Segment Start: Material for this task
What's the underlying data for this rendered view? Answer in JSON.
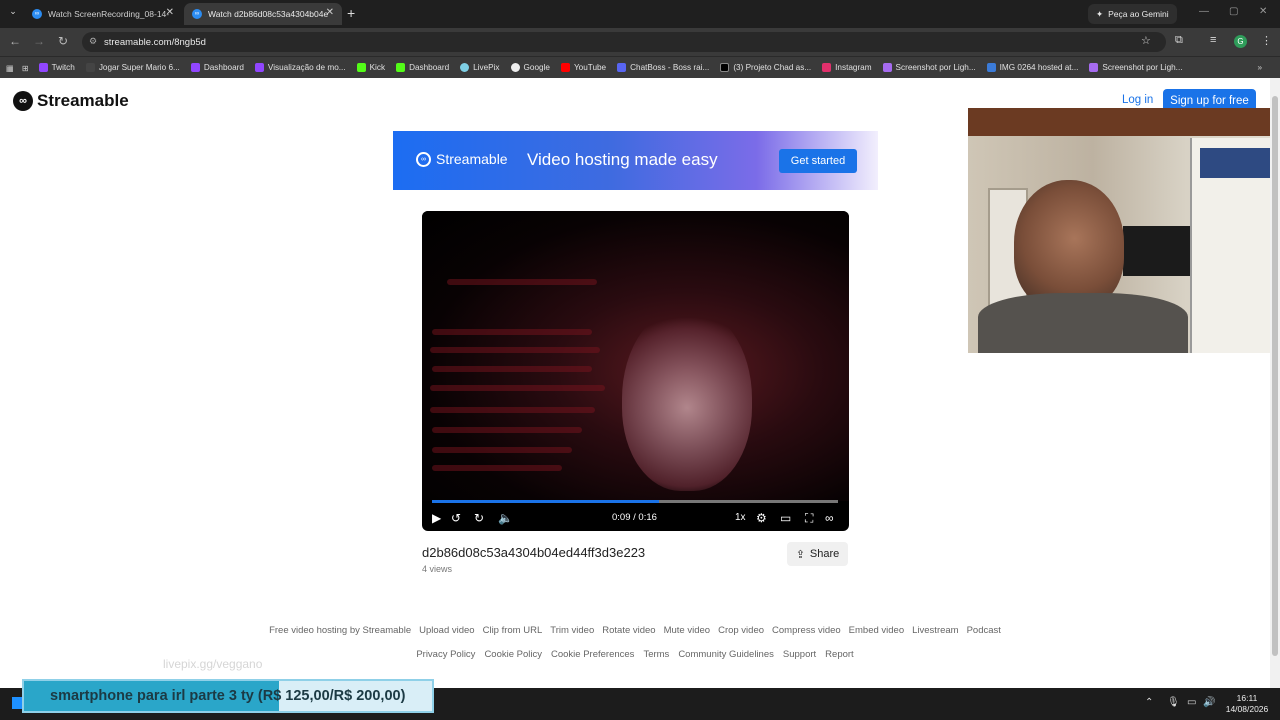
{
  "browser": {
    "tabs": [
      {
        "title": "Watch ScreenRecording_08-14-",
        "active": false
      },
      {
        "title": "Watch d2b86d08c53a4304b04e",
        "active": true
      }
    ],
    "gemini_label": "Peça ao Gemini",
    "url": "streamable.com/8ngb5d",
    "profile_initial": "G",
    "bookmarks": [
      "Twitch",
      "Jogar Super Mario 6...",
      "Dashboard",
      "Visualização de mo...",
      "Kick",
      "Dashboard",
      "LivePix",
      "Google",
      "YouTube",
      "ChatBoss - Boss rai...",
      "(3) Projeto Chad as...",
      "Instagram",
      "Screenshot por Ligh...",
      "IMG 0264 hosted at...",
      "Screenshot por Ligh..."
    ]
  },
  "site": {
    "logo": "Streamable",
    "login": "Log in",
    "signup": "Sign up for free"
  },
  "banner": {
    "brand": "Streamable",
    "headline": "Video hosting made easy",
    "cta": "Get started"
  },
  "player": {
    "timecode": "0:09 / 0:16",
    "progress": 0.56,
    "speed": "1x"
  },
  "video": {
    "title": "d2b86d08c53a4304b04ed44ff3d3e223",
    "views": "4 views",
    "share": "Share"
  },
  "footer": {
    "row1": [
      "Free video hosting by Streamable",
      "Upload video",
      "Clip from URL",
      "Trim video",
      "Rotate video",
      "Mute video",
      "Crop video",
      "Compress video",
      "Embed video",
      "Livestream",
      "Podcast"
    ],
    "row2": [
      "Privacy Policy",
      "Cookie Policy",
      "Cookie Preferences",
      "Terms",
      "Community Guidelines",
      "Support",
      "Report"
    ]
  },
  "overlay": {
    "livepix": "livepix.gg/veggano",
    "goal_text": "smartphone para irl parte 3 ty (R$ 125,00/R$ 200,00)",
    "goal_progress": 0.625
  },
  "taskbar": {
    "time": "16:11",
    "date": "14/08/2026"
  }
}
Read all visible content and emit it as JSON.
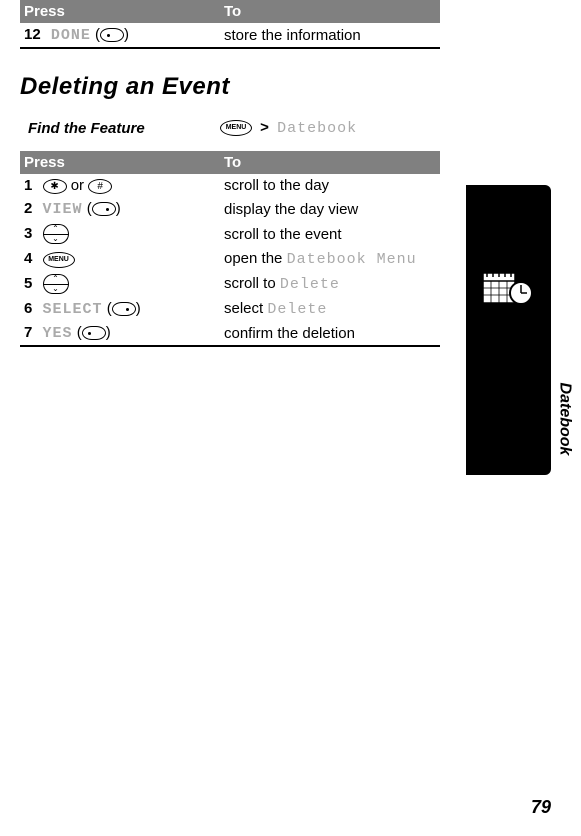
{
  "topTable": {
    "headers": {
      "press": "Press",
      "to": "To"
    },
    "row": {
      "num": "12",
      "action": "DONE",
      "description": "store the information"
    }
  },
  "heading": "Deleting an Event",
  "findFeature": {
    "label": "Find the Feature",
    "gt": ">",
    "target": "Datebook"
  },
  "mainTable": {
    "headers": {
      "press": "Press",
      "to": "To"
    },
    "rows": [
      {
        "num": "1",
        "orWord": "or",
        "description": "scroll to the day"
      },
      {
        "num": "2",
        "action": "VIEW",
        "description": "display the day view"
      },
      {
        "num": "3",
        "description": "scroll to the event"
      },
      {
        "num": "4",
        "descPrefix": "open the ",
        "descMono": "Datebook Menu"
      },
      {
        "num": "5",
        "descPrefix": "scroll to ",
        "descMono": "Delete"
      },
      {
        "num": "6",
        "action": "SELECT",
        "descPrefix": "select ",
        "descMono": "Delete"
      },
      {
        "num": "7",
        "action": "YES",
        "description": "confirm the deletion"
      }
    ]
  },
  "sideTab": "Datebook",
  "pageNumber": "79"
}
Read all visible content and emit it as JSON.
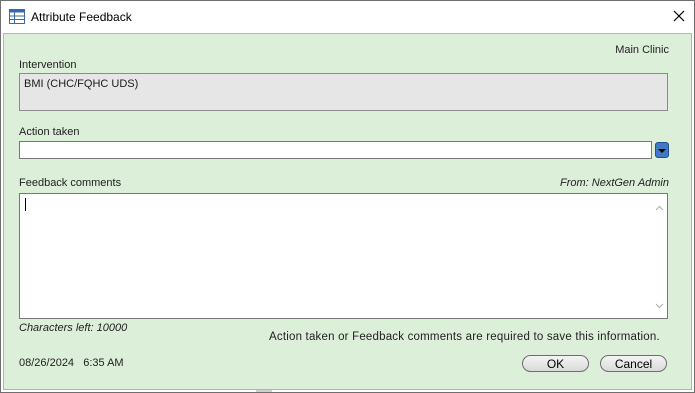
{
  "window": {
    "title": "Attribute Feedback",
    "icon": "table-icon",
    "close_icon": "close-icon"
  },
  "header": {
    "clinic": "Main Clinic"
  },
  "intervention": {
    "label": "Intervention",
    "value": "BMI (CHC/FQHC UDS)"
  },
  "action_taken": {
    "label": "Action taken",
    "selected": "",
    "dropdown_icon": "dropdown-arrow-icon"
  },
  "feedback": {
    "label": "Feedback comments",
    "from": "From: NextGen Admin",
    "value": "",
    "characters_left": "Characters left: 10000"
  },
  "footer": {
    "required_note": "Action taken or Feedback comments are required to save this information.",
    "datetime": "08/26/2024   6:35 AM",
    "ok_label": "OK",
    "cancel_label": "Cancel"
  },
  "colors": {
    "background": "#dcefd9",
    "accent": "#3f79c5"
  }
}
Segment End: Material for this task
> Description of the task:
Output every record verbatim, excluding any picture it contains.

> Result for this exercise:
What's the underlying data for this rendered view? Answer in JSON.
{
  "browser": {
    "tabs": [
      {
        "title": "Watch ScreenRecording_08-14-",
        "active": false
      },
      {
        "title": "Watch d2b86d08c53a4304b04e",
        "active": true
      }
    ],
    "gemini_label": "Peça ao Gemini",
    "url": "streamable.com/8ngb5d",
    "profile_initial": "G",
    "bookmarks": [
      "Twitch",
      "Jogar Super Mario 6...",
      "Dashboard",
      "Visualização de mo...",
      "Kick",
      "Dashboard",
      "LivePix",
      "Google",
      "YouTube",
      "ChatBoss - Boss rai...",
      "(3) Projeto Chad as...",
      "Instagram",
      "Screenshot por Ligh...",
      "IMG 0264 hosted at...",
      "Screenshot por Ligh..."
    ]
  },
  "site": {
    "logo": "Streamable",
    "login": "Log in",
    "signup": "Sign up for free"
  },
  "banner": {
    "brand": "Streamable",
    "headline": "Video hosting made easy",
    "cta": "Get started"
  },
  "player": {
    "timecode": "0:09 / 0:16",
    "progress": 0.56,
    "speed": "1x"
  },
  "video": {
    "title": "d2b86d08c53a4304b04ed44ff3d3e223",
    "views": "4 views",
    "share": "Share"
  },
  "footer": {
    "row1": [
      "Free video hosting by Streamable",
      "Upload video",
      "Clip from URL",
      "Trim video",
      "Rotate video",
      "Mute video",
      "Crop video",
      "Compress video",
      "Embed video",
      "Livestream",
      "Podcast"
    ],
    "row2": [
      "Privacy Policy",
      "Cookie Policy",
      "Cookie Preferences",
      "Terms",
      "Community Guidelines",
      "Support",
      "Report"
    ]
  },
  "overlay": {
    "livepix": "livepix.gg/veggano",
    "goal_text": "smartphone para irl parte 3 ty (R$ 125,00/R$ 200,00)",
    "goal_progress": 0.625
  },
  "taskbar": {
    "time": "16:11",
    "date": "14/08/2026"
  }
}
Read all visible content and emit it as JSON.
{
  "topTable": {
    "headers": {
      "press": "Press",
      "to": "To"
    },
    "row": {
      "num": "12",
      "action": "DONE",
      "description": "store the information"
    }
  },
  "heading": "Deleting an Event",
  "findFeature": {
    "label": "Find the Feature",
    "gt": ">",
    "target": "Datebook"
  },
  "mainTable": {
    "headers": {
      "press": "Press",
      "to": "To"
    },
    "rows": [
      {
        "num": "1",
        "orWord": "or",
        "description": "scroll to the day"
      },
      {
        "num": "2",
        "action": "VIEW",
        "description": "display the day view"
      },
      {
        "num": "3",
        "description": "scroll to the event"
      },
      {
        "num": "4",
        "descPrefix": "open the ",
        "descMono": "Datebook Menu"
      },
      {
        "num": "5",
        "descPrefix": "scroll to ",
        "descMono": "Delete"
      },
      {
        "num": "6",
        "action": "SELECT",
        "descPrefix": "select ",
        "descMono": "Delete"
      },
      {
        "num": "7",
        "action": "YES",
        "description": "confirm the deletion"
      }
    ]
  },
  "sideTab": "Datebook",
  "pageNumber": "79"
}
Read all visible content and emit it as JSON.
{
  "window": {
    "title": "Attribute Feedback",
    "icon": "table-icon",
    "close_icon": "close-icon"
  },
  "header": {
    "clinic": "Main Clinic"
  },
  "intervention": {
    "label": "Intervention",
    "value": "BMI (CHC/FQHC UDS)"
  },
  "action_taken": {
    "label": "Action taken",
    "selected": "",
    "dropdown_icon": "dropdown-arrow-icon"
  },
  "feedback": {
    "label": "Feedback comments",
    "from": "From: NextGen Admin",
    "value": "",
    "characters_left": "Characters left: 10000"
  },
  "footer": {
    "required_note": "Action taken or Feedback comments are required to save this information.",
    "datetime": "08/26/2024   6:35 AM",
    "ok_label": "OK",
    "cancel_label": "Cancel"
  },
  "colors": {
    "background": "#dcefd9",
    "accent": "#3f79c5"
  }
}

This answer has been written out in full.